According to the Stilton Cheesemaker's Association, the first person to market and sell Blue Stilton cheese was Cooper Thornhill, owner of the Bell Inn in Stilton. Being on the Great North Road, a main stagecoach route from London to Northern England, he was able to promote the cheese and the fame and sales of Stilton spread rapidly. Due to the growing demand, legend has it that he made a deal with Frances Pawlett (or Paulet), a "skilled cheese maker" of Wymondham, Leicestershire, to supply a slightly different version – also called Stilton which was most likely the forerunner of the Blue Stilton we know today. 

Production of cheese ceased in the village of Stilton during the course of the 18th century with most Stilton being produced in Leicestershire, Nottinghamshire and then Derbyshire. 

In 1936 the Stilton Cheesemakers' Association (SCMA) was formed and began to lobby for regulation to protect the quality and origin of the cheese. In 1966 Stilton was granted legal protection via a certification trademark, the only British cheese to have received this status. 

Stilton has become a true part of English culture.



The British author G. K. Chesterton wrote a sonnet about it, “Sonnet to a Stilton Cheese”. A character named G. D'Arcy "Stilton" Cheesewright appears in several of the Jeeves novels of P. G. Wodehouse. George Orwell wrote in an essay "In Defence of English Cooking", published in the Evening Standard in 1945 "…Then there are the English cheeses. There are not many of them, but I fancy that Stilton is the best cheese of its type in the world, with Wensleydale not far behind."

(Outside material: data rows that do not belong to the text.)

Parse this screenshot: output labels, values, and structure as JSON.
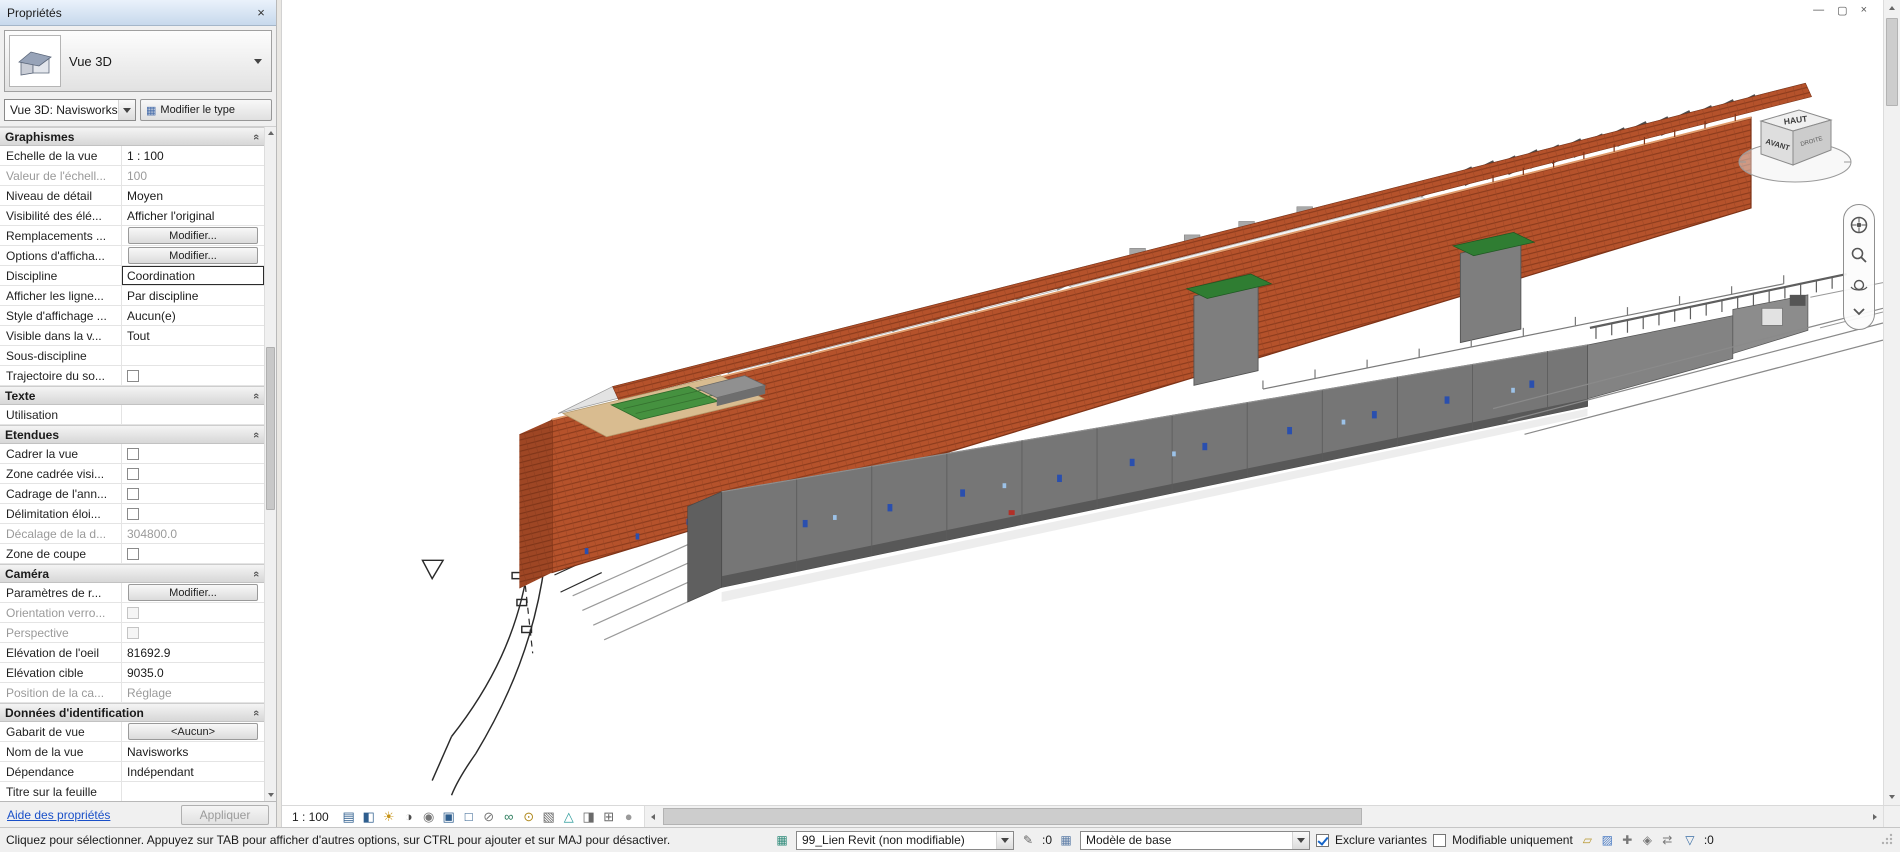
{
  "colors": {
    "facade_orange": "#b5522b",
    "facade_orange_dark": "#7e3317",
    "building_gray": "#767676",
    "roof_green": "#2f7d32",
    "roof_tan": "#d9bc90",
    "accent_blue": "#2a4fae"
  },
  "icons": {
    "collapse": "«",
    "close": "×",
    "minimize": "—",
    "restore": "▢",
    "modify_type": "▦",
    "worksets": "▦",
    "editing_requests": "✎",
    "design_options": "▦",
    "filter": "▽"
  },
  "properties_panel": {
    "title": "Propriétés",
    "type_selector": {
      "label": "Vue 3D"
    },
    "view_selector": {
      "value": "Vue 3D: Navisworks",
      "modify_type": "Modifier le type"
    },
    "sections": [
      {
        "title": "Graphismes",
        "rows": [
          {
            "label": "Echelle de la vue",
            "value": "1 : 100",
            "kind": "text"
          },
          {
            "label": "Valeur de l'échell...",
            "value": "100",
            "kind": "text",
            "disabled": true
          },
          {
            "label": "Niveau de détail",
            "value": "Moyen",
            "kind": "text"
          },
          {
            "label": "Visibilité des élé...",
            "value": "Afficher l'original",
            "kind": "text"
          },
          {
            "label": "Remplacements ...",
            "value": "Modifier...",
            "kind": "button"
          },
          {
            "label": "Options d'afficha...",
            "value": "Modifier...",
            "kind": "button"
          },
          {
            "label": "Discipline",
            "value": "Coordination",
            "kind": "text",
            "selected": true
          },
          {
            "label": "Afficher les ligne...",
            "value": "Par discipline",
            "kind": "text"
          },
          {
            "label": "Style d'affichage ...",
            "value": "Aucun(e)",
            "kind": "text"
          },
          {
            "label": "Visible dans la v...",
            "value": "Tout",
            "kind": "text"
          },
          {
            "label": "Sous-discipline",
            "value": "",
            "kind": "text"
          },
          {
            "label": "Trajectoire du so...",
            "kind": "check",
            "checked": false
          }
        ]
      },
      {
        "title": "Texte",
        "rows": [
          {
            "label": "Utilisation",
            "value": "",
            "kind": "text"
          }
        ]
      },
      {
        "title": "Etendues",
        "rows": [
          {
            "label": "Cadrer la vue",
            "kind": "check",
            "checked": false
          },
          {
            "label": "Zone cadrée visi...",
            "kind": "check",
            "checked": false
          },
          {
            "label": "Cadrage de l'ann...",
            "kind": "check",
            "checked": false
          },
          {
            "label": "Délimitation éloi...",
            "kind": "check",
            "checked": false
          },
          {
            "label": "Décalage de la d...",
            "value": "304800.0",
            "kind": "text",
            "disabled": true
          },
          {
            "label": "Zone de coupe",
            "kind": "check",
            "checked": false
          }
        ]
      },
      {
        "title": "Caméra",
        "rows": [
          {
            "label": "Paramètres de r...",
            "value": "Modifier...",
            "kind": "button"
          },
          {
            "label": "Orientation verro...",
            "kind": "check",
            "checked": false,
            "disabled": true
          },
          {
            "label": "Perspective",
            "kind": "check",
            "checked": false,
            "disabled": true
          },
          {
            "label": "Elévation de l'oeil",
            "value": "81692.9",
            "kind": "text"
          },
          {
            "label": "Elévation cible",
            "value": "9035.0",
            "kind": "text"
          },
          {
            "label": "Position de la ca...",
            "value": "Réglage",
            "kind": "text",
            "disabled": true
          }
        ]
      },
      {
        "title": "Données d'identification",
        "rows": [
          {
            "label": "Gabarit de vue",
            "value": "<Aucun>",
            "kind": "button"
          },
          {
            "label": "Nom de la vue",
            "value": "Navisworks",
            "kind": "text"
          },
          {
            "label": "Dépendance",
            "value": "Indépendant",
            "kind": "text"
          },
          {
            "label": "Titre sur la feuille",
            "value": "",
            "kind": "text"
          }
        ]
      }
    ],
    "footer": {
      "help_link": "Aide des propriétés",
      "apply_label": "Appliquer"
    }
  },
  "viewport": {
    "viewcube": {
      "top": "HAUT",
      "front": "AVANT",
      "right": "DROITE"
    },
    "view_control_bar": {
      "scale": "1 : 100",
      "icons": [
        {
          "name": "detail-level-icon",
          "glyph": "▤",
          "color": "#2e5e8e"
        },
        {
          "name": "visual-style-icon",
          "glyph": "◧",
          "color": "#2e5e8e"
        },
        {
          "name": "sun-path-icon",
          "glyph": "☀",
          "color": "#c79418"
        },
        {
          "name": "shadows-icon",
          "glyph": "◑",
          "color": "#4d4d4d"
        },
        {
          "name": "rendering-dialog-icon",
          "glyph": "◉",
          "color": "#777777"
        },
        {
          "name": "crop-view-icon",
          "glyph": "▣",
          "color": "#2e5e8e"
        },
        {
          "name": "show-crop-region-icon",
          "glyph": "□",
          "color": "#2e5e8e"
        },
        {
          "name": "lock-3d-view-icon",
          "glyph": "⊘",
          "color": "#777777"
        },
        {
          "name": "hide-isolate-icon",
          "glyph": "∞",
          "color": "#2e7d5e"
        },
        {
          "name": "reveal-hidden-icon",
          "glyph": "⊙",
          "color": "#b08a20"
        },
        {
          "name": "temporary-view-properties-icon",
          "glyph": "▧",
          "color": "#6a6a6a"
        },
        {
          "name": "analytical-model-icon",
          "glyph": "△",
          "color": "#2a9a9a"
        },
        {
          "name": "highlight-displacement-icon",
          "glyph": "◨",
          "color": "#6a6a6a"
        },
        {
          "name": "reveal-constraints-icon",
          "glyph": "⊞",
          "color": "#6a6a6a"
        },
        {
          "name": "worksharing-display-icon",
          "glyph": "●",
          "color": "#9a9a9a"
        }
      ]
    }
  },
  "status_bar": {
    "hint": "Cliquez pour sélectionner. Appuyez sur TAB pour afficher d'autres options, sur CTRL pour ajouter et sur MAJ pour désactiver.",
    "workset": {
      "value": "99_Lien Revit (non modifiable)"
    },
    "editing_requests_count": ":0",
    "design_option": {
      "value": "Modèle de base"
    },
    "exclude_options_label": "Exclure variantes",
    "editable_only_label": "Modifiable uniquement",
    "toggles": [
      {
        "name": "select-links-toggle",
        "glyph": "▱",
        "color": "#b8962e"
      },
      {
        "name": "select-underlay-toggle",
        "glyph": "▨",
        "color": "#4a7bc4"
      },
      {
        "name": "select-pinned-toggle",
        "glyph": "✚",
        "color": "#777777"
      },
      {
        "name": "select-by-face-toggle",
        "glyph": "◈",
        "color": "#777777"
      },
      {
        "name": "drag-on-selection-toggle",
        "glyph": "⇄",
        "color": "#777777"
      }
    ],
    "filter_count": ":0"
  }
}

How to Enjoy It

Blue Stilton is often eaten with fruit and nuts such as walnuts, apples or pears but also is served with celery and is delicious drizzled with honey. It is perfect eaten on crackers, bread, and oat biscuits. The rind is edible and many find it delicious. The flavour of the cheese makes it very versatile and it can be used for sauces for meat, crumbled over salads, or even added to soups. 

Some scoop a hollow in the center of the cheese and pour port wine into it – however this practice is rather frowned upon, as it can cause the cheese to dry out.   Stilton is traditionally served with Port at Christmas time with which it pairs wonderfully. It also is lovely with a sweet sherry or a Madeira. 

Sources: Wikipedia,, Castello cheese,,,